On this blog, you can listen to the audio book The Frozen Pirate, by W. Clark Russell. Here are some quick notes on this
offbeat pirate tale:
‘Do you like old books about pirates? What about books about old frozen pirates? If the answer to those questions is “yes,” then we’ve got a great audio book for you. Here’s a review, circa 1888, of The Frozen Pirate by W. Clark Russell:
“There has been no finer story of…adventure at once so thrilling, so strange, and so realistic. In vivid beauty and effect, there are passages transcending anything in The Wreck of the Grosvenor or in The Golden Hope, and than this no higher praise could be given. It did not need The Frozen Pirate to place Mr. Russell indisputably foremost among all living writers of sea life, but if there were any lingering doubt, this romance would settle the uncertainty.” (Academy)
Amongst its more ardent fans are Dr. John Watson of 221B Baker Street and H.P. Lovecraft. Sailing adventure with storms, icebergs, shipwrecks, treasure, and the reawakening of a pirate frozen in suspended animation for nearly fifty years. First published as a serial in 1887 in “Belgravia, an illustrated London magazine.”
Yep, it has all that and a frozen pirate, too!’ – SFFaudio
If you enjoy the stories, you can download a free MP3 version of this classic book:
Listen to or download audio book (MP3 format) The Frozen Pirate , by W. Clark Russell Courtesy of LibriVox, SFFaudio
The pirate tour is related to the book Random Magic, which has some great pirate scenes, although no scenes with frozen pirates – lots of thrilling, strange and vivid beauty, though.
About Random Magic:
When absent-minded Professor Random misplaces the main character from Alice in Wonderland, young Henry Witherspoon must book-jump to fetch Alice before chaos theory kicks in and the world vanishes.
Along the way he meets Winnie Flapjack, a wit-cracking doodle witch with nothing to her name but a magic feather and a plan. Such as it is.

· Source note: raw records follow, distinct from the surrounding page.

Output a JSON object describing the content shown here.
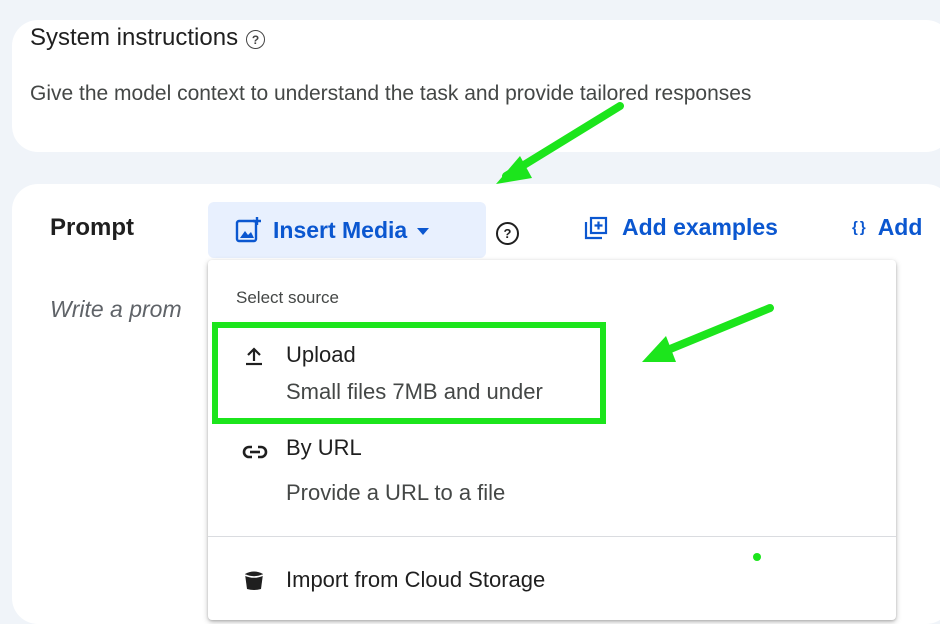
{
  "system_instructions": {
    "title": "System instructions",
    "help_glyph": "?",
    "description": "Give the model context to understand the task and provide tailored responses"
  },
  "prompt": {
    "label": "Prompt",
    "placeholder": "Write a prom",
    "help_glyph": "?"
  },
  "toolbar": {
    "insert_media_label": "Insert Media",
    "add_examples_label": "Add examples",
    "add_more_label": "Add",
    "add_more_icon_glyph": "{}"
  },
  "menu": {
    "header": "Select source",
    "items": [
      {
        "title": "Upload",
        "subtitle": "Small files 7MB and under",
        "icon": "upload-icon"
      },
      {
        "title": "By URL",
        "subtitle": "Provide a URL to a file",
        "icon": "link-icon"
      },
      {
        "title": "Import from Cloud Storage",
        "icon": "cloud-storage-icon"
      }
    ]
  },
  "colors": {
    "accent": "#0b57d0",
    "annotation_green": "#1ce51c",
    "page_bg": "#f0f4f9"
  }
}
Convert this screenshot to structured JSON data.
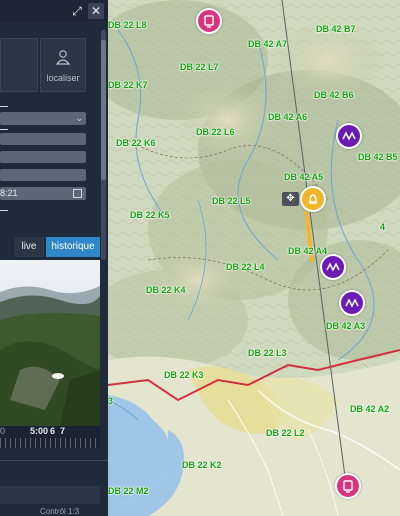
{
  "panel": {
    "localiser_label": "localiser",
    "date_value": "8:21",
    "tabs": {
      "live": "live",
      "historique": "historique"
    },
    "timeline": {
      "t0": "0",
      "t1": "5:00",
      "t2": "6",
      "t3": "7"
    },
    "bottom_text": "Contrôl 1:3"
  },
  "map": {
    "labels": [
      "DB 22 L8",
      "DB 42 A7",
      "DB 42 B7",
      "DB 22 L7",
      "DB 22 K7",
      "DB 42 B6",
      "DB 42 A6",
      "DB 22 L6",
      "DB 22 K6",
      "DB 42 B5",
      "DB 42 A5",
      "DB 22 L5",
      "DB 22 K5",
      "DB 42 A4",
      "DB 22 L4",
      "DB 22 K4",
      "DB 42 A3",
      "DB 22 L3",
      "DB 22 K3",
      "DB 42 A2",
      "DB 22 L2",
      "DB 22 K2",
      "DB 22 M2"
    ],
    "fragments": [
      "4",
      "3"
    ]
  },
  "colors": {
    "panel_bg": "#1f2a3a",
    "accent_blue": "#2f86c9",
    "map_label_green": "#16a30e",
    "marker_purple": "#6b1bb3",
    "marker_pink": "#d7357c",
    "marker_orange": "#f0b52a"
  }
}
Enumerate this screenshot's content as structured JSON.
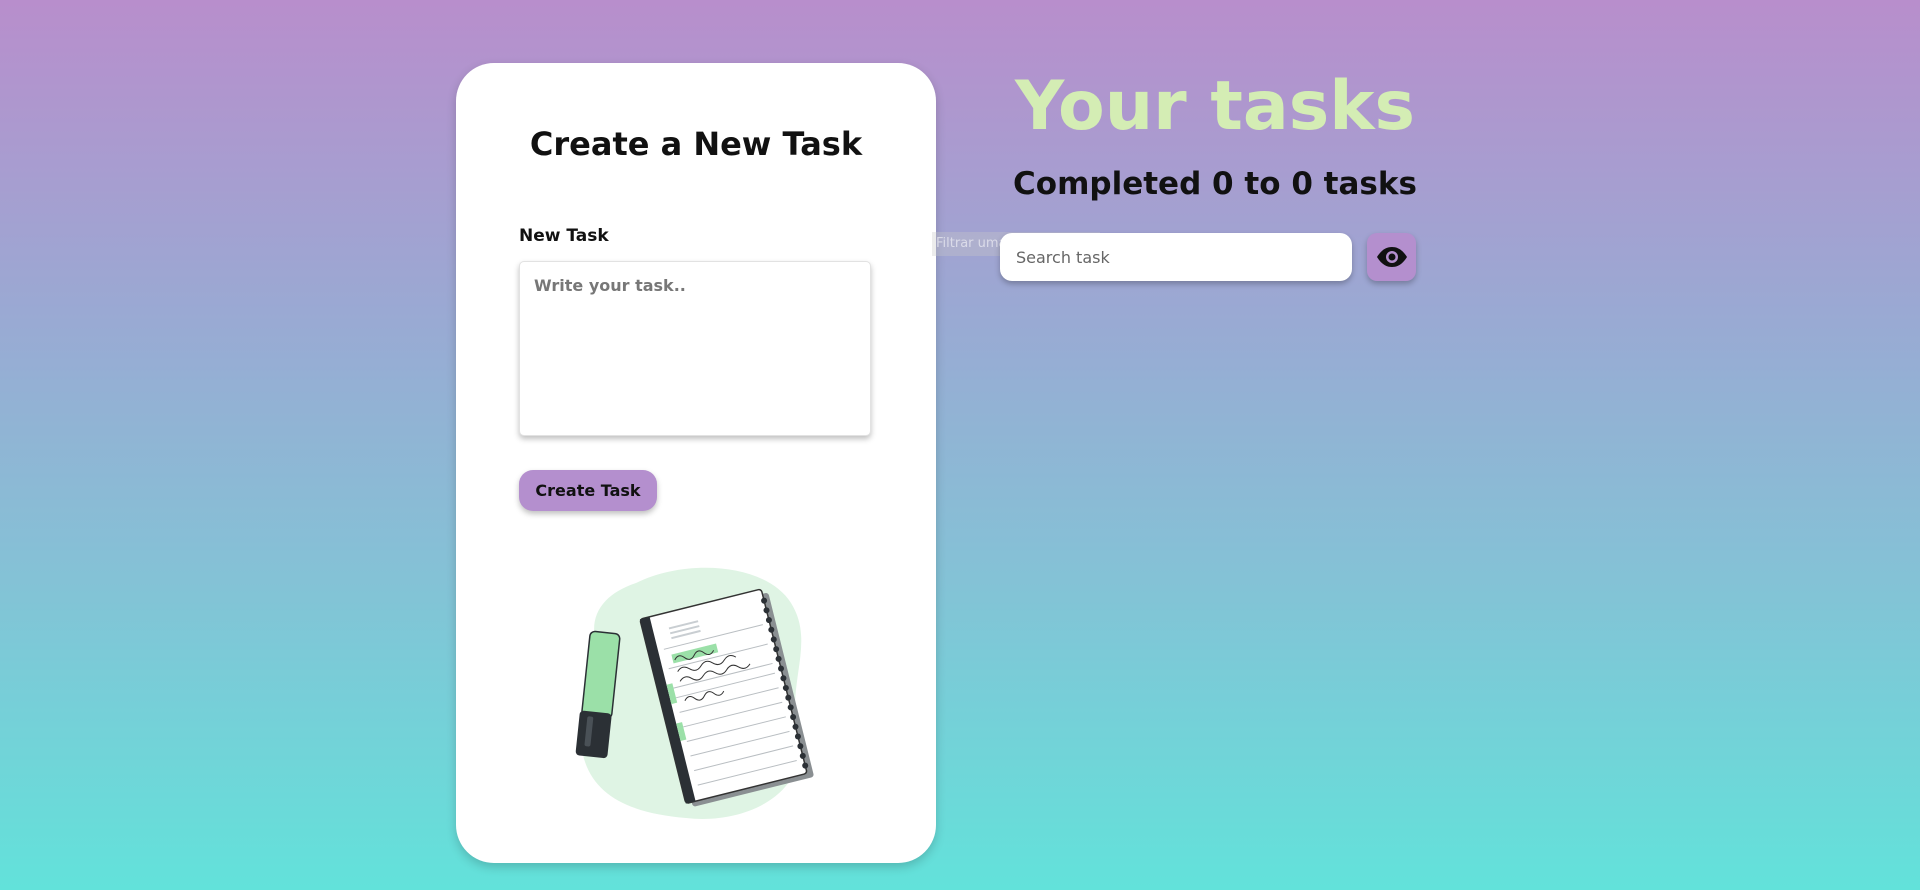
{
  "create_card": {
    "title": "Create a New Task",
    "field_label": "New Task",
    "textarea_placeholder": "Write your task..",
    "button_label": "Create Task"
  },
  "tasks_panel": {
    "title": "Your tasks",
    "completed_text": "Completed 0 to 0 tasks",
    "search_placeholder": "Search task",
    "tooltip_text": "Filtrar uma nova tarefa"
  },
  "icons": {
    "toggle_visibility": "eye-icon",
    "illustration": "notebook-highlighter-illustration"
  },
  "colors": {
    "accent": "#b48fce",
    "title_green": "#d4edb4",
    "gradient_top": "#b88ecc",
    "gradient_bottom": "#62e2da",
    "illustration_green": "#9be0a8"
  }
}
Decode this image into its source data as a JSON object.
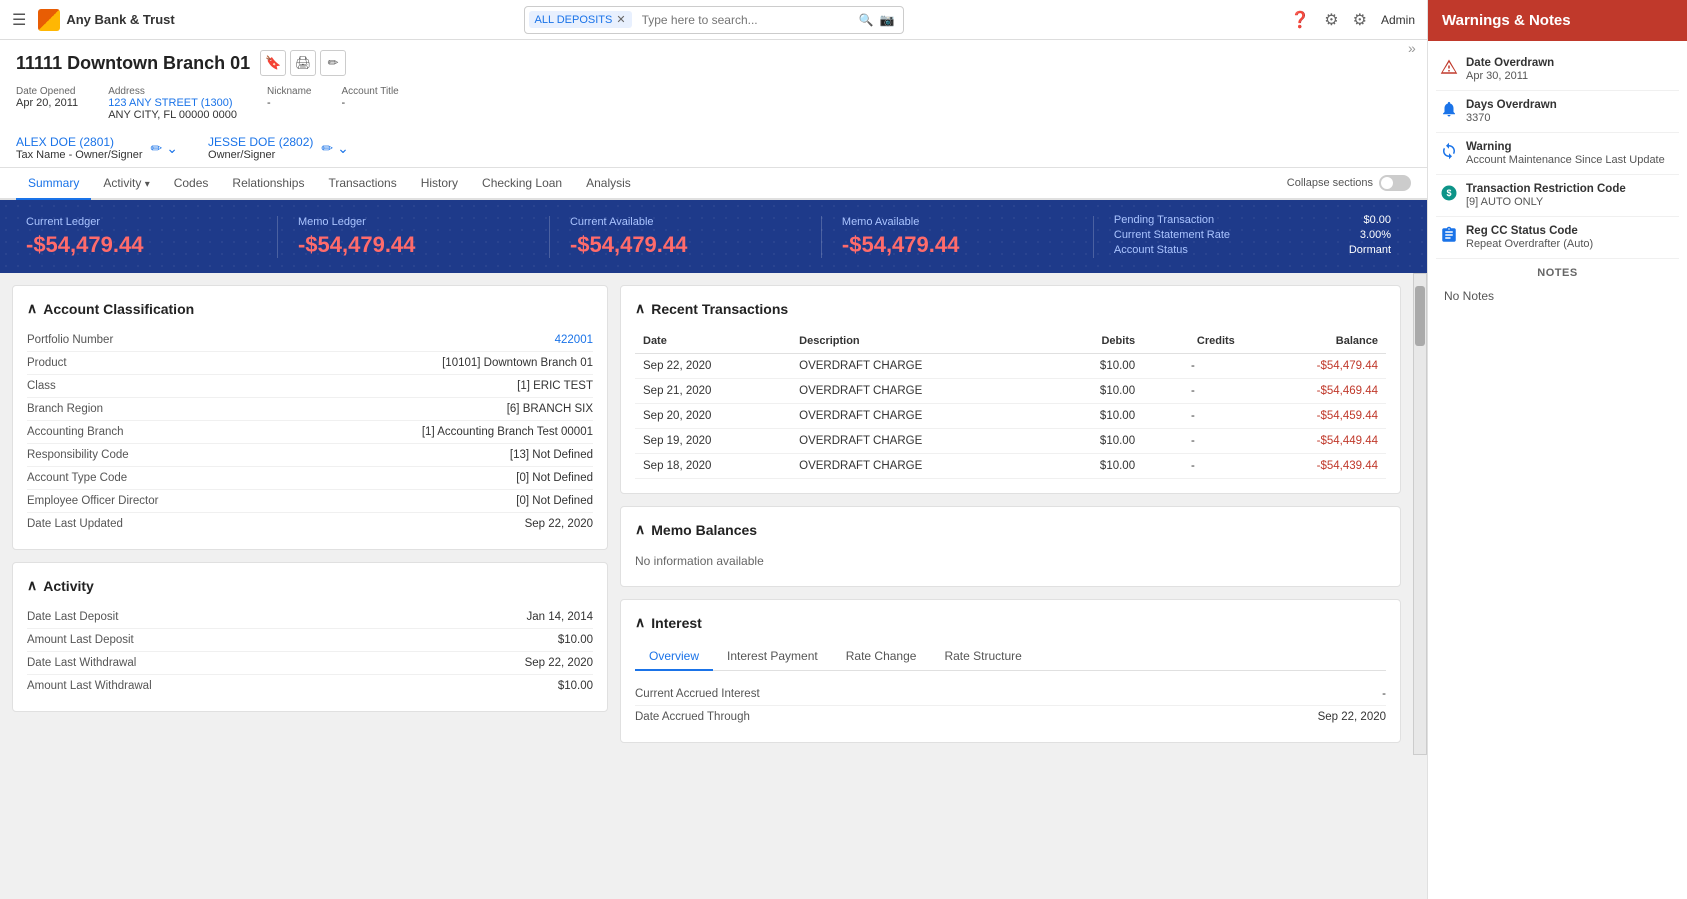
{
  "topNav": {
    "hamburger": "☰",
    "logoText": "Any Bank & Trust",
    "searchTag": "ALL DEPOSITS",
    "searchPlaceholder": "Type here to search...",
    "admin": "Admin"
  },
  "accountHeader": {
    "title": "11111 Downtown Branch 01",
    "icons": [
      "🔖",
      "🖨",
      "✏"
    ],
    "meta": {
      "dateOpened": {
        "label": "Date Opened",
        "value": "Apr 20, 2011"
      },
      "address": {
        "label": "Address",
        "line1": "123 ANY STREET (1300)",
        "line2": "ANY CITY, FL 00000 0000"
      },
      "nickname": {
        "label": "Nickname",
        "value": "-"
      },
      "accountTitle": {
        "label": "Account Title",
        "value": "-"
      }
    },
    "signers": [
      {
        "id": "2801",
        "name": "ALEX DOE",
        "role": "Tax Name - Owner/Signer"
      },
      {
        "id": "2802",
        "name": "JESSE DOE",
        "role": "Owner/Signer"
      }
    ]
  },
  "tabs": [
    "Summary",
    "Activity",
    "Codes",
    "Relationships",
    "Transactions",
    "History",
    "Checking Loan",
    "Analysis"
  ],
  "activeTab": "Summary",
  "collapseSections": "Collapse sections",
  "balanceBanner": {
    "currentLedger": {
      "label": "Current Ledger",
      "value": "-$54,479.44"
    },
    "memoLedger": {
      "label": "Memo Ledger",
      "value": "-$54,479.44"
    },
    "currentAvailable": {
      "label": "Current Available",
      "value": "-$54,479.44"
    },
    "memoAvailable": {
      "label": "Memo Available",
      "value": "-$54,479.44"
    },
    "extras": [
      {
        "label": "Pending Transaction",
        "value": "$0.00"
      },
      {
        "label": "Current Statement Rate",
        "value": "3.00%"
      },
      {
        "label": "Account Status",
        "value": "Dormant"
      }
    ]
  },
  "accountClassification": {
    "title": "Account Classification",
    "fields": [
      {
        "label": "Portfolio Number",
        "value": "422001",
        "link": true
      },
      {
        "label": "Product",
        "value": "[10101] Downtown Branch 01"
      },
      {
        "label": "Class",
        "value": "[1] ERIC TEST"
      },
      {
        "label": "Branch Region",
        "value": "[6] BRANCH SIX"
      },
      {
        "label": "Accounting Branch",
        "value": "[1] Accounting Branch Test 00001"
      },
      {
        "label": "Responsibility Code",
        "value": "[13] Not Defined"
      },
      {
        "label": "Account Type Code",
        "value": "[0] Not Defined"
      },
      {
        "label": "Employee Officer Director",
        "value": "[0] Not Defined"
      },
      {
        "label": "Date Last Updated",
        "value": "Sep 22, 2020"
      }
    ]
  },
  "activity": {
    "title": "Activity",
    "fields": [
      {
        "label": "Date Last Deposit",
        "value": "Jan 14, 2014"
      },
      {
        "label": "Amount Last Deposit",
        "value": "$10.00"
      },
      {
        "label": "Date Last Withdrawal",
        "value": "Sep 22, 2020"
      },
      {
        "label": "Amount Last Withdrawal",
        "value": "$10.00"
      }
    ]
  },
  "recentTransactions": {
    "title": "Recent Transactions",
    "columns": [
      "Date",
      "Description",
      "Debits",
      "Credits",
      "Balance"
    ],
    "rows": [
      {
        "date": "Sep 22, 2020",
        "desc": "OVERDRAFT CHARGE",
        "debits": "$10.00",
        "credits": "-",
        "balance": "-$54,479.44"
      },
      {
        "date": "Sep 21, 2020",
        "desc": "OVERDRAFT CHARGE",
        "debits": "$10.00",
        "credits": "-",
        "balance": "-$54,469.44"
      },
      {
        "date": "Sep 20, 2020",
        "desc": "OVERDRAFT CHARGE",
        "debits": "$10.00",
        "credits": "-",
        "balance": "-$54,459.44"
      },
      {
        "date": "Sep 19, 2020",
        "desc": "OVERDRAFT CHARGE",
        "debits": "$10.00",
        "credits": "-",
        "balance": "-$54,449.44"
      },
      {
        "date": "Sep 18, 2020",
        "desc": "OVERDRAFT CHARGE",
        "debits": "$10.00",
        "credits": "-",
        "balance": "-$54,439.44"
      }
    ]
  },
  "memoBalances": {
    "title": "Memo Balances",
    "noInfo": "No information available"
  },
  "interest": {
    "title": "Interest",
    "tabs": [
      "Overview",
      "Interest Payment",
      "Rate Change",
      "Rate Structure"
    ],
    "activeTab": "Overview",
    "fields": [
      {
        "label": "Current Accrued Interest",
        "value": "-"
      },
      {
        "label": "Date Accrued Through",
        "value": "Sep 22, 2020"
      }
    ]
  },
  "sidebar": {
    "title": "Warnings & Notes",
    "warnings": [
      {
        "icon": "⚠",
        "iconClass": "red",
        "title": "Date Overdrawn",
        "value": "Apr 30, 2011"
      },
      {
        "icon": "🔔",
        "iconClass": "blue",
        "title": "Days Overdrawn",
        "value": "3370"
      },
      {
        "icon": "↻",
        "iconClass": "blue",
        "title": "Warning",
        "value": "Account Maintenance Since Last Update"
      },
      {
        "icon": "$",
        "iconClass": "teal",
        "title": "Transaction Restriction Code",
        "value": "[9] AUTO ONLY"
      },
      {
        "icon": "📋",
        "iconClass": "blue",
        "title": "Reg CC Status Code",
        "value": "Repeat Overdrafter (Auto)"
      }
    ],
    "notesTitle": "NOTES",
    "noNotes": "No Notes"
  }
}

Henry and Winnie brave the Dark Queen, whatwolves, pirates, Strüths, and fluttersmoths, Priscilla and Charybdis, obnoxiously cheerful vampires, Baron Samedi, a nine-dimensional cat, and one perpetually inebriated Muse to rescue Alice and save the world by tea time.
If you’d like to find some more fun pirate features, feel free to visit Random Magic Tour: Pirates! (TOUR SCHED) for reviews, video features, photo galleries and more free audio books about pirates and other seafaring rebels.
Also – browse costumes for stylish corsairs, sing along to rowdy sea shanties, or read some interesting tidbits about the Golden Age of Piracy.
You might also have fun reading about seafaring grub, pirate slang, or famous pirate queens (Pirate Queens series), or just checking out some great pirate quotes from Random Magic.
All told, it’s a treasure trove of all things piratical. If it sounds like fun, feel free to jump aboard as we weigh anchor and hoist the mizzen. Yo-ho-ho!